SOMETHING NEW: Writing for mainstream theatre ranks highly on Thompson's to-do list.
Acclaimed actress Gracia Thompson knows all too well what it's like to be an out-of-work thespian (she's living that very reality right now), but she joins a growing list of Jamaican actors turning their hands and their hearts to other creative avenues to do things they're genuinely passionate about. "I'm currently teaching Drama and Theatre Arts at UTECH," she informs TALLAWAH, "and I also teach English at Ardenne High."
One of her core responsibilities at UTECH is co-writing and producing the college's annual culture showcase, a role she obviously enjoys and one that forced her to grow artistically. "It challenges me as a writer to think outside the box and to keep the ideas fresh because you have to deliver what audiences want," she says.
And speaking of the writing life, Thompson, whose career in the arts spans stage plays, radio ads and television spots, has also been quietly channelling her inner Olive Senior. "The book I'm working on is about three generations of women in Jamaica, before Independence and post-Independence, and I'm very excited about what I have so far," says Thompson, who proved a vivacious co-emcee (alongside Granville Morgan) at Mello Go Roun' on Friday - and considers herself a voracious reader. "It's a fictional work," she says of the book-in-progress, "but in some cases a bit autobiographical."
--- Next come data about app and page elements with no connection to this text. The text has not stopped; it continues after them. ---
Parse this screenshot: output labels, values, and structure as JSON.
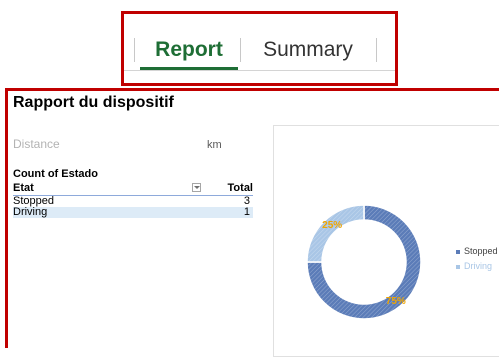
{
  "tabs": [
    {
      "label": "Report",
      "active": true
    },
    {
      "label": "Summary",
      "active": false
    }
  ],
  "report": {
    "title": "Rapport du dispositif",
    "distance_label": "Distance",
    "distance_unit": "km"
  },
  "pivot": {
    "measure": "Count of Estado",
    "row_header": "Etat",
    "total_header": "Total",
    "rows": [
      {
        "label": "Stopped",
        "value": "3"
      },
      {
        "label": "Driving",
        "value": "1"
      }
    ]
  },
  "chart_data": {
    "type": "pie",
    "categories": [
      "Stopped",
      "Driving"
    ],
    "values": [
      3,
      1
    ],
    "labels": [
      "75%",
      "25%"
    ],
    "colors": [
      "#5b7cb8",
      "#a9c6e6"
    ],
    "label_color": "#f0a500",
    "legend_position": "right",
    "donut": true
  }
}
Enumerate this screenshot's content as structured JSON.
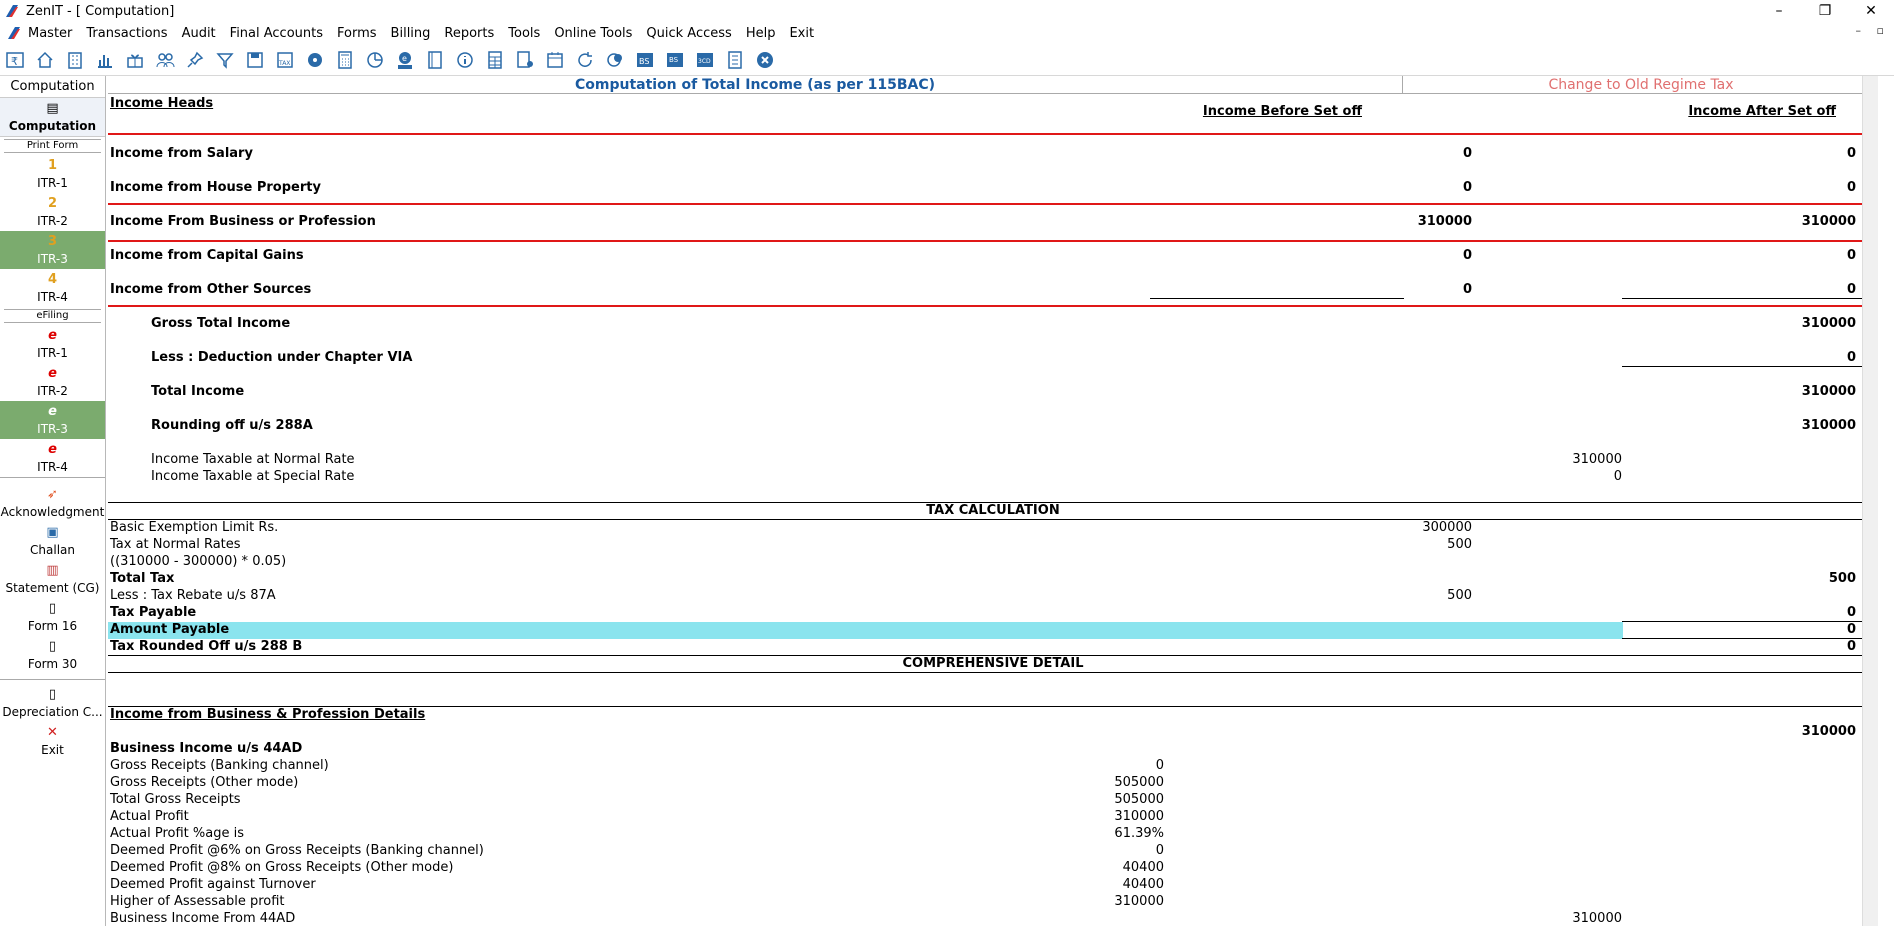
{
  "window": {
    "title": "ZenIT - [ Computation]",
    "min": "–",
    "restore": "❐",
    "close": "✕",
    "mdi_controls": "– ▫"
  },
  "menu": [
    "Master",
    "Transactions",
    "Audit",
    "Final Accounts",
    "Forms",
    "Billing",
    "Reports",
    "Tools",
    "Online Tools",
    "Quick Access",
    "Help",
    "Exit"
  ],
  "sidebar": {
    "head": "Computation",
    "computation": "Computation",
    "print_form": "Print Form",
    "itr_print": [
      {
        "num": "1",
        "label": "ITR-1"
      },
      {
        "num": "2",
        "label": "ITR-2"
      },
      {
        "num": "3",
        "label": "ITR-3"
      },
      {
        "num": "4",
        "label": "ITR-4"
      }
    ],
    "efiling": "eFiling",
    "itr_efile": [
      {
        "icon": "e",
        "label": "ITR-1"
      },
      {
        "icon": "e",
        "label": "ITR-2"
      },
      {
        "icon": "e",
        "label": "ITR-3"
      },
      {
        "icon": "e",
        "label": "ITR-4"
      }
    ],
    "acknowledgment": "Acknowledgment",
    "challan": "Challan",
    "statement": "Statement (CG)",
    "form16": "Form 16",
    "form30": "Form 30",
    "depreciation": "Depreciation C...",
    "exit": "Exit"
  },
  "header": {
    "title": "Computation of Total Income (as per 115BAC)",
    "switch": "Change to Old Regime Tax"
  },
  "heads": {
    "title": "Income Heads",
    "before": "Income Before Set off",
    "after": "Income After Set off"
  },
  "income": [
    {
      "label": "Income from Salary",
      "before": "0",
      "after": "0"
    },
    {
      "label": "Income from House Property",
      "before": "0",
      "after": "0"
    },
    {
      "label": "Income From Business or Profession",
      "before": "310000",
      "after": "310000"
    },
    {
      "label": "Income from Capital Gains",
      "before": "0",
      "after": "0"
    },
    {
      "label": "Income from Other Sources",
      "before": "0",
      "after": "0"
    }
  ],
  "totals": [
    {
      "label": "Gross Total Income",
      "value": "310000"
    },
    {
      "label": "Less : Deduction under Chapter VIA",
      "value": "0"
    },
    {
      "label": "Total Income",
      "value": "310000"
    },
    {
      "label": "Rounding off u/s 288A",
      "value": "310000"
    }
  ],
  "taxable": [
    {
      "label": "Income Taxable at Normal Rate",
      "value": "310000"
    },
    {
      "label": "Income Taxable at Special Rate",
      "value": "0"
    }
  ],
  "tax_calc": {
    "title": "TAX CALCULATION",
    "basic_exemption": {
      "label": "Basic Exemption Limit Rs.",
      "value": "300000"
    },
    "tax_normal": {
      "label": "Tax at Normal Rates",
      "value": "500"
    },
    "formula": "((310000 - 300000) * 0.05)",
    "total_tax": {
      "label": "Total Tax",
      "value": "500"
    },
    "rebate": {
      "label": "Less : Tax Rebate u/s 87A",
      "value": "500"
    },
    "tax_payable": {
      "label": "Tax Payable",
      "value": "0"
    },
    "amount_payable": {
      "label": "Amount Payable",
      "value": "0"
    },
    "rounded": {
      "label": "Tax Rounded Off u/s 288 B",
      "value": "0"
    }
  },
  "comprehensive": {
    "title": "COMPREHENSIVE DETAIL",
    "bp_title": "Income from Business & Profession Details",
    "bp_total": "310000",
    "section": "Business Income u/s 44AD",
    "rows": [
      {
        "label": "Gross Receipts (Banking channel)",
        "value": "0"
      },
      {
        "label": "Gross Receipts (Other mode)",
        "value": "505000"
      },
      {
        "label": "Total Gross Receipts",
        "value": "505000"
      },
      {
        "label": "Actual Profit",
        "value": "310000"
      },
      {
        "label": "Actual Profit %age is",
        "value": "61.39%"
      },
      {
        "label": "Deemed Profit @6% on Gross Receipts (Banking channel)",
        "value": "0"
      },
      {
        "label": "Deemed Profit @8% on Gross Receipts (Other mode)",
        "value": "40400"
      },
      {
        "label": "Deemed Profit against Turnover",
        "value": "40400"
      },
      {
        "label": "Higher of Assessable profit",
        "value": "310000"
      }
    ],
    "final": {
      "label": "Business Income From 44AD",
      "value": "310000"
    }
  }
}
Having worked closely over the years with the likes of Dahlia Harris (God's Way) and Basil Dawkins (she's a front-of-house regular at his Little Little Theatre productions), it comes as no surprise that what Thompson really wants to do no is write and produce for the commercial big stage. "Ideally that is my dream, but with the absence of a few of the regular theatre houses in Kingston, getting a space to stage a commercial production might be difficult," she laments. "But I'm not gonna give up. Sometimes we just have to find other creative ways to bring dreams to reality."